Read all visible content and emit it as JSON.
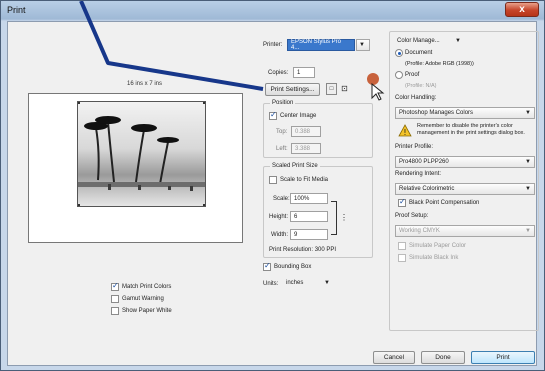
{
  "window": {
    "title": "Print",
    "close_label": "x"
  },
  "printer": {
    "label": "Printer:",
    "value": "EPSON Stylus Pro 4..."
  },
  "copies": {
    "label": "Copies:",
    "value": "1"
  },
  "print_settings_label": "Print Settings...",
  "preview": {
    "paper_size": "16 ins x 7 ins"
  },
  "position": {
    "title": "Position",
    "center_image": "Center Image",
    "top_label": "Top:",
    "top_value": "0.388",
    "left_label": "Left:",
    "left_value": "3.388"
  },
  "scaled": {
    "title": "Scaled Print Size",
    "scale_to_fit": "Scale to Fit Media",
    "scale_label": "Scale:",
    "scale_value": "100%",
    "height_label": "Height:",
    "height_value": "6",
    "width_label": "Width:",
    "width_value": "9",
    "resolution": "Print Resolution: 300 PPI"
  },
  "bounding_box": "Bounding Box",
  "units": {
    "label": "Units:",
    "value": "inches"
  },
  "left_options": {
    "match_print_colors": "Match Print Colors",
    "gamut_warning": "Gamut Warning",
    "show_paper_white": "Show Paper White"
  },
  "color": {
    "manage_label": "Color Manage...",
    "document": "Document",
    "document_profile": "(Profile: Adobe RGB (1998))",
    "proof": "Proof",
    "proof_profile": "(Profile: N/A)",
    "handling_label": "Color Handling:",
    "handling_value": "Photoshop Manages Colors",
    "warning_text": "Remember to disable the printer's color management in the print settings dialog box.",
    "profile_label": "Printer Profile:",
    "profile_value": "Pro4800 PLPP260",
    "intent_label": "Rendering Intent:",
    "intent_value": "Relative Colorimetric",
    "bpc": "Black Point Compensation",
    "proof_setup_label": "Proof Setup:",
    "proof_setup_value": "Working CMYK",
    "sim_paper": "Simulate Paper Color",
    "sim_ink": "Simulate Black Ink"
  },
  "buttons": {
    "cancel": "Cancel",
    "done": "Done",
    "print": "Print"
  },
  "colors": {
    "accent": "#3874c8",
    "annotation_arrow": "#17378a",
    "cursor_dot": "#c8623c"
  }
}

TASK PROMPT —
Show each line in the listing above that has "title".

RESPONSE TO THE TASK —
    "title": "Print",
    "title": "Position",
    "title": "Scaled Print Size",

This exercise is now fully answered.